Interview: Kenyan Reading Culture

Yes, it's still viable to keep publishing, distributing and retailing books even as, and when things quickly and inevitably go digital.

NAIROBI, Kenya, March 1, 2024/-- Kikao had taken a three-year hiatus and we are now back. And also lucky enough to have a smart bookseller start our conversations.

Brian's business is books, ensuring Kenyans, and in particular Nairobians are armed with a book. I have had the priviledge of being one of his contented customers, and Today he takes us through the Kenyan reading space, and the business of books.

Let Kikao begin...

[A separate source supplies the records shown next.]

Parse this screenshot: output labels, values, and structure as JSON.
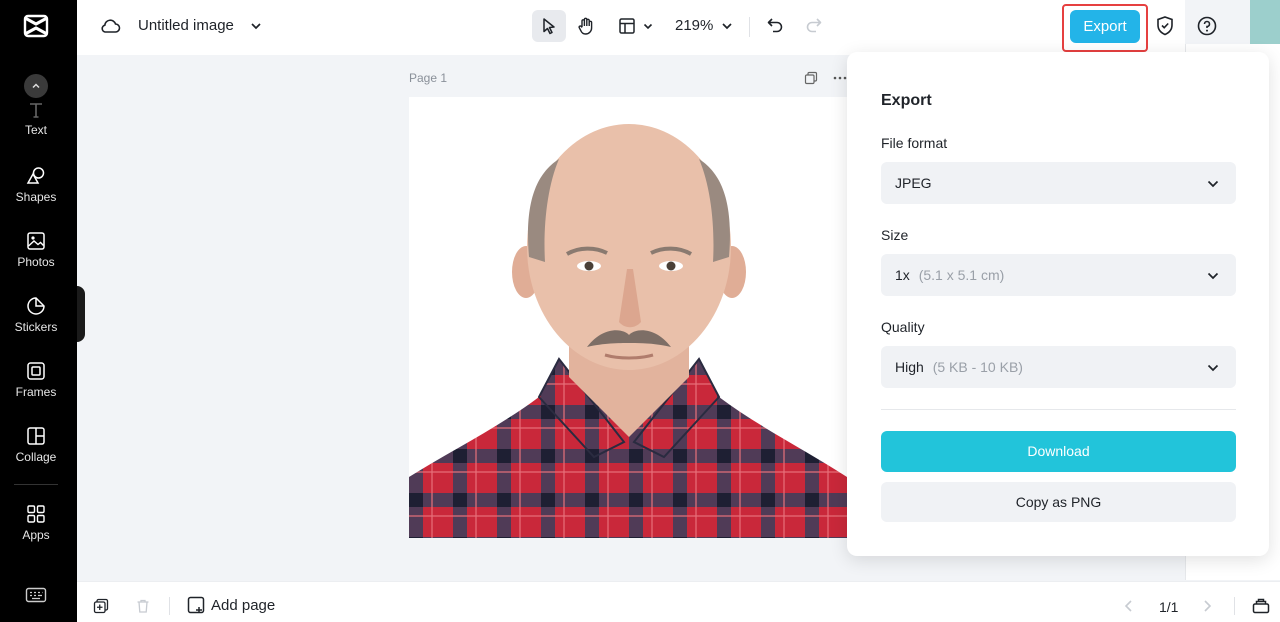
{
  "app": {
    "logo_icon": "capcut-logo-icon"
  },
  "sidebar": {
    "items": [
      {
        "label": "Text",
        "icon": "text-icon"
      },
      {
        "label": "Shapes",
        "icon": "shapes-icon"
      },
      {
        "label": "Photos",
        "icon": "photo-icon"
      },
      {
        "label": "Stickers",
        "icon": "sticker-icon"
      },
      {
        "label": "Frames",
        "icon": "frame-icon"
      },
      {
        "label": "Collage",
        "icon": "collage-icon"
      },
      {
        "label": "Apps",
        "icon": "apps-grid-icon"
      }
    ]
  },
  "header": {
    "title": "Untitled image",
    "zoom": "219%",
    "export_label": "Export"
  },
  "canvas": {
    "page_label": "Page 1"
  },
  "export_panel": {
    "title": "Export",
    "file_format_label": "File format",
    "file_format_value": "JPEG",
    "size_label": "Size",
    "size_value": "1x",
    "size_hint": "(5.1 x 5.1 cm)",
    "quality_label": "Quality",
    "quality_value": "High",
    "quality_hint": "(5 KB - 10 KB)",
    "download_label": "Download",
    "copy_label": "Copy as PNG"
  },
  "footer": {
    "add_page_label": "Add page",
    "page_counter": "1/1"
  },
  "colors": {
    "export_button": "#23b4e8",
    "download_button": "#22c4da",
    "highlight_border": "#e64040"
  }
}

[Question 1] Welcome to Kikao, Brian. Introduce yourself.

My name is Brian Ouma Onyango. I hold a Bachelor's degree in Mathematics from Kenyatta University. I however, have had an intimate relationship with books in all genres and on diverse subjects from a young age. As such, I'm the proprietor of Harambee Avenue Bookstores an open-air bookstore along Nairobi's Harambee avenue, where we deal in the sourcing and sale of books to a fast-growing clientele in and around the city.

[Question 2] Do Kenyans read? And if so, what do Kenyans read?

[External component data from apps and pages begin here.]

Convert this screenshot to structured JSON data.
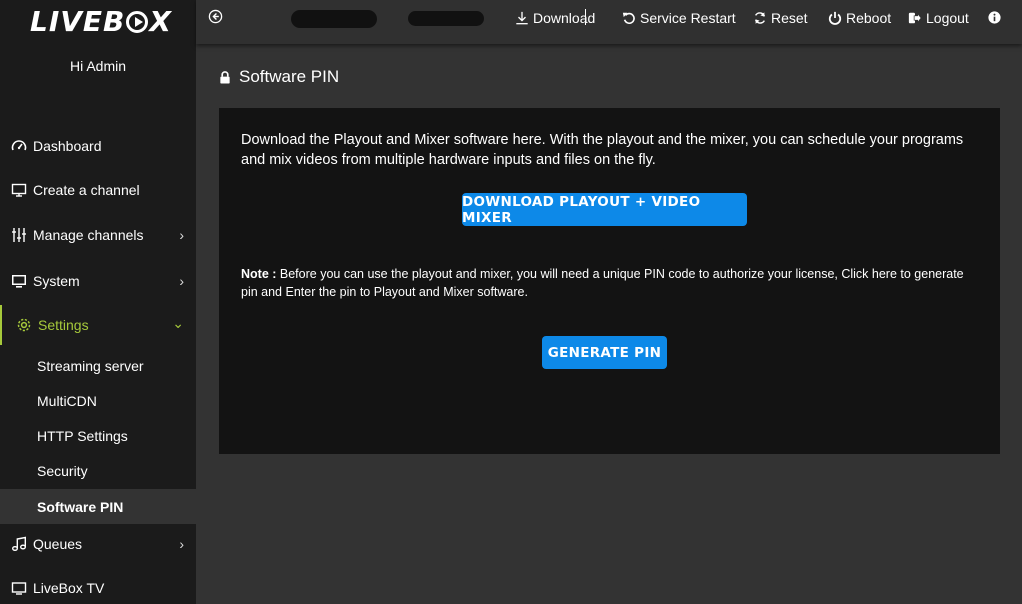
{
  "app": {
    "logo": "LIVEBOX",
    "greeting": "Hi Admin"
  },
  "sidebar": {
    "items": [
      {
        "label": "Dashboard",
        "icon": "gauge-icon"
      },
      {
        "label": "Create a channel",
        "icon": "monitor-icon"
      },
      {
        "label": "Manage channels",
        "icon": "sliders-icon",
        "expandable": true
      },
      {
        "label": "System",
        "icon": "desktop-icon",
        "expandable": true
      },
      {
        "label": "Settings",
        "icon": "gear-icon",
        "expandable": true,
        "expanded": true
      },
      {
        "label": "Queues",
        "icon": "music-icon",
        "expandable": true
      },
      {
        "label": "LiveBox TV",
        "icon": "tv-icon"
      }
    ],
    "settings_sub": [
      "Streaming server",
      "MultiCDN",
      "HTTP Settings",
      "Security",
      "Software PIN"
    ],
    "selected_sub": "Software PIN"
  },
  "topbar": {
    "download": "Download",
    "service_restart": "Service Restart",
    "reset": "Reset",
    "reboot": "Reboot",
    "logout": "Logout"
  },
  "page": {
    "title": "Software PIN",
    "description": "Download the Playout and Mixer software here. With the playout and the mixer, you can schedule your programs and mix videos from multiple hardware inputs and files on the fly.",
    "download_button": "DOWNLOAD PLAYOUT + VIDEO MIXER",
    "note_label": "Note :",
    "note_text": " Before you can use the playout and mixer, you will need a unique PIN code to authorize your license, Click here to generate pin and Enter the pin to Playout and Mixer software.",
    "generate_button": "GENERATE PIN"
  },
  "colors": {
    "accent": "#a6c93b",
    "button": "#0d89e8",
    "sidebar_bg": "#1b1b1b",
    "main_bg": "#333333",
    "panel_bg": "#131313"
  }
}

They say if one wanted to conceal something from Kenyans, the ideal way to do that would be to put it in a book! It's a misrepresentation meant to characterize the Kenyan public as a demographic that doesn't ever read. The truth, though, is that Kenyans do read. Taste varies from one reader to another; while male readers tend to gravitate towards philosophy, history, (auto)biographies and speculative fiction, while their female counterparts easily enjoy books on subjects such as psychology and personal growth (motivational books).

It would be rare to see a 55 year old reading a book on fashion and design but maybe on health and investments.

[Question 3] Are you aware of an ideal approach to fostering a supportive reading culture in the country?

There's no doubt from my interactions with Kenyans as a bookseller over the years that more and more of them would want to easily access and read books. There are two major barriers to this aspiration, though: financial constraints and the simple fact that, as a country, we have yet to invest in the building of libraries so as to, consequently, help along proximity and unfettered access to these. Libraries, favourable economic conditions and, of course, forbearance from the tendency to overprice books are all that we need in order to interest more and more Kenyans in reading.

[Question 4] You are in print guy? What's your perspective of the other divide of reading on-screen?

We should endeavour to strike a balance between the interests of those who still would want to cling onto, and enjoy, the physical copies of their favourite books and those for whom on-screen reading is the in-thing. A taste of both worlds is what, I believe, will keep the numbers of book lovers and readers in our society high and soaring.

[Question 5] Is the business of books, that's mainly publishing, distribution, and retail still a bankable business?

Yes, it's still viable to keep publishing, distributing and retailing books even as, and when things quickly and inevitably go digital. The reality of there remaining pockets of interest in the physical copies of any books can neither be wished away nor denied.

[Question 6] Who do you owe your love for books?

My grand dad (Mr Jotham Omondi Opio), ooh God bless the old man for me. All that he contributed towards me through this journey of life, my teachers from school. And, of course, my children, as I would wish to bequeath them the same level of interest in—and spirit of—reading books.

[Question 7] What's on your bedside table?

An alarm clock a bible and always a book! Which only changes when one title replaces another!

The written interview was compiled by Phineahs Munene – Co-founder of Wazo Moja for Brian Onyango – of Harambee Avenue Bookstores

Distributed by Wazo Moja on behalf of Harambee Avenue Bookstores


Harambee Avenue Bookstores